Once every line in the data that follows has been checked for the word "nDocument", give only the number of lines that hold it.

---

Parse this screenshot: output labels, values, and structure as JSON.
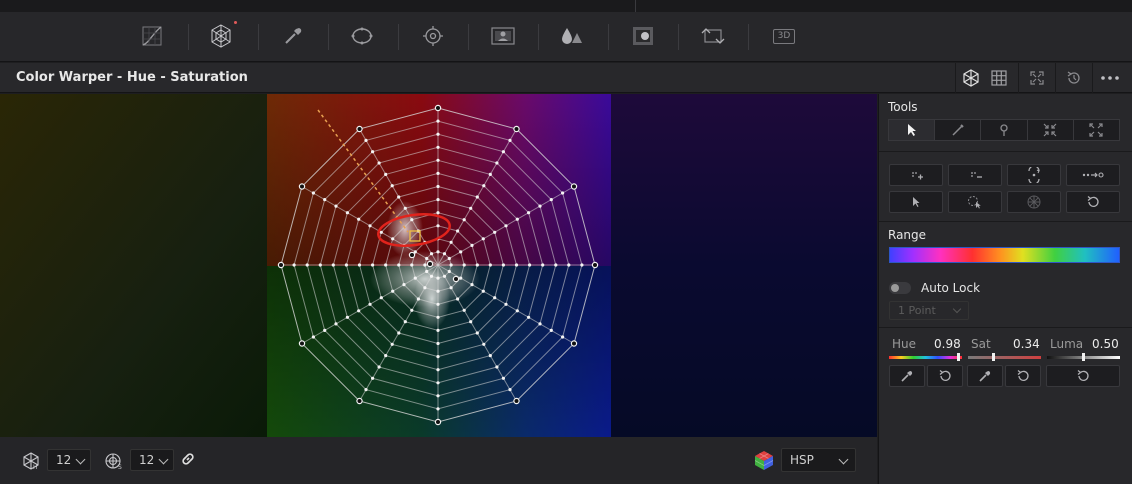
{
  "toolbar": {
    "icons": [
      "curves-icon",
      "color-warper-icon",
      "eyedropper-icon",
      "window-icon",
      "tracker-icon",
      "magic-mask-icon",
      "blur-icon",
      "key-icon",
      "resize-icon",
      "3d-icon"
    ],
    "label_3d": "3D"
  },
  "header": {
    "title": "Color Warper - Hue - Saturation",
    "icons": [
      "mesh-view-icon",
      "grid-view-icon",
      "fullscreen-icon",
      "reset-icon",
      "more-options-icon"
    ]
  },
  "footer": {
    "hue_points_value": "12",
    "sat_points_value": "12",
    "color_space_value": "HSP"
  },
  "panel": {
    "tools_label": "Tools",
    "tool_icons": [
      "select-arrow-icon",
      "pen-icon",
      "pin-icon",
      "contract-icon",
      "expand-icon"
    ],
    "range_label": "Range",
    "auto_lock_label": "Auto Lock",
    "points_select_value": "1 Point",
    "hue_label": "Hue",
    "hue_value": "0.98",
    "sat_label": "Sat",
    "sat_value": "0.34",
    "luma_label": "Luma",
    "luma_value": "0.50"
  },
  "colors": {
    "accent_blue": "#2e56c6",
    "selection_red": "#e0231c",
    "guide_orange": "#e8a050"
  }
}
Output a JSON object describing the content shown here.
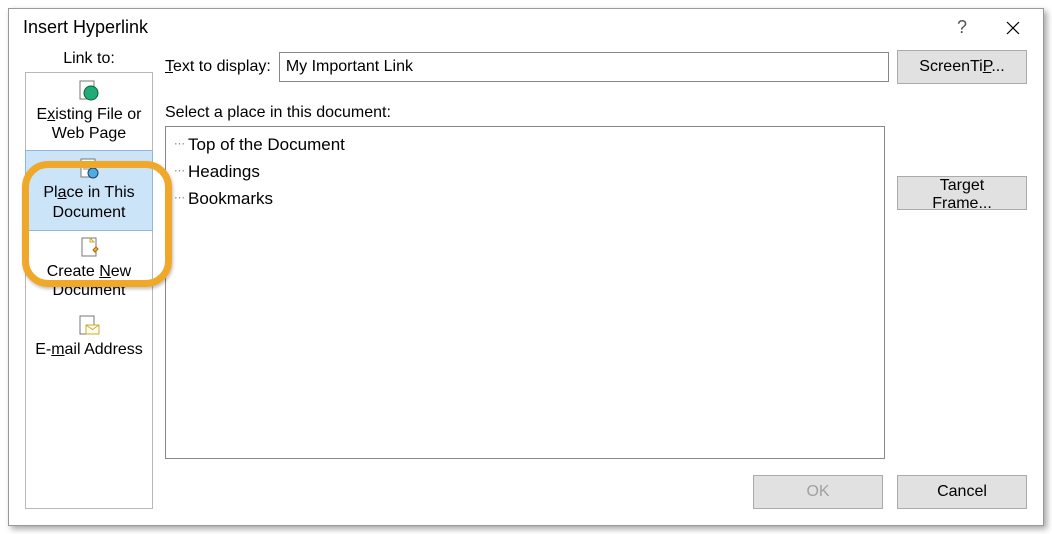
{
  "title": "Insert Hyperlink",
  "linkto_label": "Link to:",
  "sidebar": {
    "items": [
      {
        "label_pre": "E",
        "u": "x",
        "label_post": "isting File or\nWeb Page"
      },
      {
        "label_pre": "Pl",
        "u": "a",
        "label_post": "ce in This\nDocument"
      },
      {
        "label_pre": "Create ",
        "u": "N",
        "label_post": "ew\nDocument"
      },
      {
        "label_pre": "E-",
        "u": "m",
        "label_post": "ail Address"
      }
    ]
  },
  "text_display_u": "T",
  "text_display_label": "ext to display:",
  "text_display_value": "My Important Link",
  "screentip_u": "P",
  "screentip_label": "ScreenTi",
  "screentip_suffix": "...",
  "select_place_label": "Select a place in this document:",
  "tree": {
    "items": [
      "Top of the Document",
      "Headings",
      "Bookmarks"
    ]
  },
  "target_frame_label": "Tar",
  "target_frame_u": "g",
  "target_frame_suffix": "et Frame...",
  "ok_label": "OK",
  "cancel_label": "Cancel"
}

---

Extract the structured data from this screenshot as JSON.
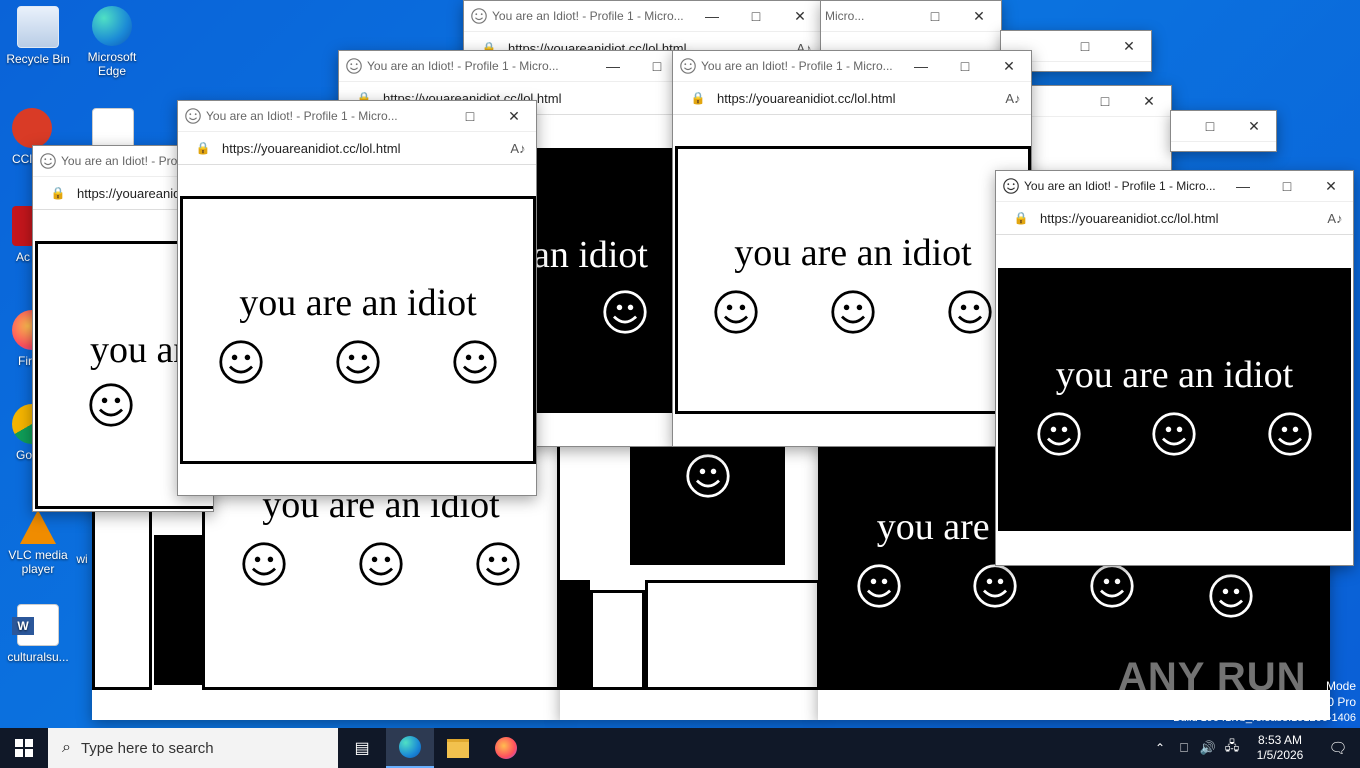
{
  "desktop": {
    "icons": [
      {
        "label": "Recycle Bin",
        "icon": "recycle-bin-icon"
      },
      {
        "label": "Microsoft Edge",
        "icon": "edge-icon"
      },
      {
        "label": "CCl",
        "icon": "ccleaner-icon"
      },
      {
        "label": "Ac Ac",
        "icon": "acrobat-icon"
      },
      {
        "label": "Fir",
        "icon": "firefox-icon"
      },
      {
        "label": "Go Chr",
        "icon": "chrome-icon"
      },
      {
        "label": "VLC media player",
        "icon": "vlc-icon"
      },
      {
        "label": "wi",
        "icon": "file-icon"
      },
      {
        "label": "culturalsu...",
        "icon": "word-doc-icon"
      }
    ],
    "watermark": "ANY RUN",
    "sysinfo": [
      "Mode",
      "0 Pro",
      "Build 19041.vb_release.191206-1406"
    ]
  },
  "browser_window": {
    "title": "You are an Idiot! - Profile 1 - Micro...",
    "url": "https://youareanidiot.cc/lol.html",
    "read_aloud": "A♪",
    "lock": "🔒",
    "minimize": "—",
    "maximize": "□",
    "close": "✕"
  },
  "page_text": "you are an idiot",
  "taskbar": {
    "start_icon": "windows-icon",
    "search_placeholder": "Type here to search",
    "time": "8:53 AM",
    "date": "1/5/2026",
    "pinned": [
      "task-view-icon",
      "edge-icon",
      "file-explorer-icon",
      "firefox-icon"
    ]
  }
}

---

### [RESULT OF THE TASK]
2